# Problem description
A single number is the answer: how many lines of the entries contain the word "true"?

# Material provided
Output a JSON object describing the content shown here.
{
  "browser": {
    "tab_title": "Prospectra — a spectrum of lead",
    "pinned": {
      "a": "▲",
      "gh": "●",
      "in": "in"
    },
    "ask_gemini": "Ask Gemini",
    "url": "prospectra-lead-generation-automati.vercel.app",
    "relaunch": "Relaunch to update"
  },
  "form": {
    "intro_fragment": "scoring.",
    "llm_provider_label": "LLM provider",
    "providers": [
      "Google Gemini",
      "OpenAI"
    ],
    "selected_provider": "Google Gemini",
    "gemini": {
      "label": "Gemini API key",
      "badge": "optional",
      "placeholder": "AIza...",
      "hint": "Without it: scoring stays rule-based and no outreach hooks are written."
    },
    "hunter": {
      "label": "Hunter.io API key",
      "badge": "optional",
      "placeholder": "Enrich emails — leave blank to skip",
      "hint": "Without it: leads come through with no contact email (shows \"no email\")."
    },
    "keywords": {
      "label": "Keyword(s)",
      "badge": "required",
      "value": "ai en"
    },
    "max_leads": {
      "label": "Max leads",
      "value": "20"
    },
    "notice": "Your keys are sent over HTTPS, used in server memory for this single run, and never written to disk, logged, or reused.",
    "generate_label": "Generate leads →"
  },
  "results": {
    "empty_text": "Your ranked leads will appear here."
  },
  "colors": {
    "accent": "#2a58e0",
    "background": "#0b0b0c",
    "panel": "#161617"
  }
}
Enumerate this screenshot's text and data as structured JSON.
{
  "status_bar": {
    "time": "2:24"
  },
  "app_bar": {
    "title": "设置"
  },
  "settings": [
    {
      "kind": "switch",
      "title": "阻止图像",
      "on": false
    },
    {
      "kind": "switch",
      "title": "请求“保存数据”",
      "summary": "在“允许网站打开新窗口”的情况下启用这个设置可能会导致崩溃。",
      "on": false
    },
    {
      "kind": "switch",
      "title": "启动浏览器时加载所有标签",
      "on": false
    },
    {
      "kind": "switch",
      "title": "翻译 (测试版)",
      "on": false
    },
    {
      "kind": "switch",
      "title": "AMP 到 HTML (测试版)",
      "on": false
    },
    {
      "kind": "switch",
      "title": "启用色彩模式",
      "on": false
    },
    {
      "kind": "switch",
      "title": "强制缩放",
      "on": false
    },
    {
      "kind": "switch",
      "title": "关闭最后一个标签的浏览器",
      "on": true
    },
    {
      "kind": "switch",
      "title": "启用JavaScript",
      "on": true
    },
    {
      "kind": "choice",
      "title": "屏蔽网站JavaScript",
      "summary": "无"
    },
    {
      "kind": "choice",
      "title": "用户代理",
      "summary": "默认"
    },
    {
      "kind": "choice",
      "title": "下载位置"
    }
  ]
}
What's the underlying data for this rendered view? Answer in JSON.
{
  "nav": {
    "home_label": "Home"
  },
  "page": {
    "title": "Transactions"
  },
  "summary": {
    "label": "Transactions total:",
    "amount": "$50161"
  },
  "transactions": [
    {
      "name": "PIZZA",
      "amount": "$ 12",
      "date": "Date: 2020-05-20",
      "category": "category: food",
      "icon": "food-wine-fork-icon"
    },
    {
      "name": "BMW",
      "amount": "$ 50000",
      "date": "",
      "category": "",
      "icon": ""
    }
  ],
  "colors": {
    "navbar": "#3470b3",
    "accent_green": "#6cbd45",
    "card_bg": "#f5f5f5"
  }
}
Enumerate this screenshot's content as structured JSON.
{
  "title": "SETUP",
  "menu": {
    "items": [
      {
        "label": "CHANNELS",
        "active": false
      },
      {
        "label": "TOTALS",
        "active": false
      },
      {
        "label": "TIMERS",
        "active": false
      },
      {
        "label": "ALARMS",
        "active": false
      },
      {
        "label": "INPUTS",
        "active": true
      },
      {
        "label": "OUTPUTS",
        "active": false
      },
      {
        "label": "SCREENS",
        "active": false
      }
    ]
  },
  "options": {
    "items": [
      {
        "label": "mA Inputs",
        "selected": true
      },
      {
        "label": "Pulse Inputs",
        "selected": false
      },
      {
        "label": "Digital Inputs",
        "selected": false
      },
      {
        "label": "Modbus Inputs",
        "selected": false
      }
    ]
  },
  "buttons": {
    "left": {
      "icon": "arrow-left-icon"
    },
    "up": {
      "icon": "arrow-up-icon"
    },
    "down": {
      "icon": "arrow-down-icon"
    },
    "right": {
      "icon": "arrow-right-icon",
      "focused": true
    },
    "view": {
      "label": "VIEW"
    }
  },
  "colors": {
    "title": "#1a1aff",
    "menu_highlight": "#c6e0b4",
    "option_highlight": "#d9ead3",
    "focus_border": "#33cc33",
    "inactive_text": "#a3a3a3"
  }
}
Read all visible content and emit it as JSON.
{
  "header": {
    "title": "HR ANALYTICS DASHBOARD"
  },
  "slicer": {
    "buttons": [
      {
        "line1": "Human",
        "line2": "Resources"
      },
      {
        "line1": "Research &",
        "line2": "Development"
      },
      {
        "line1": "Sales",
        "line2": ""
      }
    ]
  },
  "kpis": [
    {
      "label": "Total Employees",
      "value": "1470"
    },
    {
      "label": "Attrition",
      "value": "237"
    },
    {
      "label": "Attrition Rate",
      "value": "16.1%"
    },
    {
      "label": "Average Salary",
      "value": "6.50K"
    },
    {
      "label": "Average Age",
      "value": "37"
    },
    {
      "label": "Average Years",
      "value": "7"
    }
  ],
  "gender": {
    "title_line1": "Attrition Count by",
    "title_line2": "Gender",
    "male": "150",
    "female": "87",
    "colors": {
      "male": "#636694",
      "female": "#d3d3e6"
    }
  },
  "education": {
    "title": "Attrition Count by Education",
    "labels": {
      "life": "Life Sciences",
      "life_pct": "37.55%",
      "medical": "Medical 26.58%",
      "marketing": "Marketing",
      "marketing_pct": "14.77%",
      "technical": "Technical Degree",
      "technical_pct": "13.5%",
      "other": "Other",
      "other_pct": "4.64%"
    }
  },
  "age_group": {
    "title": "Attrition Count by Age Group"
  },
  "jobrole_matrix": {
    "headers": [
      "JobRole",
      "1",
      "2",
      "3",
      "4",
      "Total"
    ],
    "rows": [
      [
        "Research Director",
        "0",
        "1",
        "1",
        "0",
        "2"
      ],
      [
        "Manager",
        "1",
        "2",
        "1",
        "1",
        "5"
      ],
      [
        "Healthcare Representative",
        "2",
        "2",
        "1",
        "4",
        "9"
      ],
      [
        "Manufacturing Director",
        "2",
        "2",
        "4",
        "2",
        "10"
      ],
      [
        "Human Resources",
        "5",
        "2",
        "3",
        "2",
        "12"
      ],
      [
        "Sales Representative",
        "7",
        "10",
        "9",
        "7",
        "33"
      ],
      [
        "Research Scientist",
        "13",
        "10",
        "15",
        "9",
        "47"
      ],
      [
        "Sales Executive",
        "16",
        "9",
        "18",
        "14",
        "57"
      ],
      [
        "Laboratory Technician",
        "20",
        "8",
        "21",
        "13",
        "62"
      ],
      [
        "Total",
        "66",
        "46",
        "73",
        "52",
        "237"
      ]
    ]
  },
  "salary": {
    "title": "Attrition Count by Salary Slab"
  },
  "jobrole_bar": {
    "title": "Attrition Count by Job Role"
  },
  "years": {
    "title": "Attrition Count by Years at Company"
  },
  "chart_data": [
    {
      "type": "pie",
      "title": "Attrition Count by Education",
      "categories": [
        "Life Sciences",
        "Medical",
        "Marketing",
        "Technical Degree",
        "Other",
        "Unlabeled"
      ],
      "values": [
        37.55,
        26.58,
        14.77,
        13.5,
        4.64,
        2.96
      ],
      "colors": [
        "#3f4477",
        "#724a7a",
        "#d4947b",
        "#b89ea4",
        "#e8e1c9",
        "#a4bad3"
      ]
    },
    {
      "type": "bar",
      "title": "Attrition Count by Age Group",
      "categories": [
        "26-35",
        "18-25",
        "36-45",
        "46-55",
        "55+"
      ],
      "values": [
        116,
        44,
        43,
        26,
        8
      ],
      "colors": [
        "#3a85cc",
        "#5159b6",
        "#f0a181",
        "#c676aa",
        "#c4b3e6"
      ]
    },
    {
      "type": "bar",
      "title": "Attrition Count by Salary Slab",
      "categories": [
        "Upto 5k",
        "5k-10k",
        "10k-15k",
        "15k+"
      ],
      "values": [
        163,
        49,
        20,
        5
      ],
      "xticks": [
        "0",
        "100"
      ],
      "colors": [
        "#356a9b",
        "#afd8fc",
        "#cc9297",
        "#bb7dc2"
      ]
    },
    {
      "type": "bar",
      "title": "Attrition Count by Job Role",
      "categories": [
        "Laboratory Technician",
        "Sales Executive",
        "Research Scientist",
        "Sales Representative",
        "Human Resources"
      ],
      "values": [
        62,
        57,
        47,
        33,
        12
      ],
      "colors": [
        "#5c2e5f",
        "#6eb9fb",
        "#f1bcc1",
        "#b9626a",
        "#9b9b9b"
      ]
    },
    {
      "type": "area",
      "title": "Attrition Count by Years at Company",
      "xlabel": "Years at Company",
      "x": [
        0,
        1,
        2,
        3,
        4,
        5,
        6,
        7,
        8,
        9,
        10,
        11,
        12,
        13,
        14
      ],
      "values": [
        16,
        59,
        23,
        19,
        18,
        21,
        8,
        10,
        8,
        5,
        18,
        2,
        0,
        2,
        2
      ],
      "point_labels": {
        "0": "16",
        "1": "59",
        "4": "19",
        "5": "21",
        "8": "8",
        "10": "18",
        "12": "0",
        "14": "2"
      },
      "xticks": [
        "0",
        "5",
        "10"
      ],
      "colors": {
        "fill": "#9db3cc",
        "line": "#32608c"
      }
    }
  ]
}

# Problem solution
5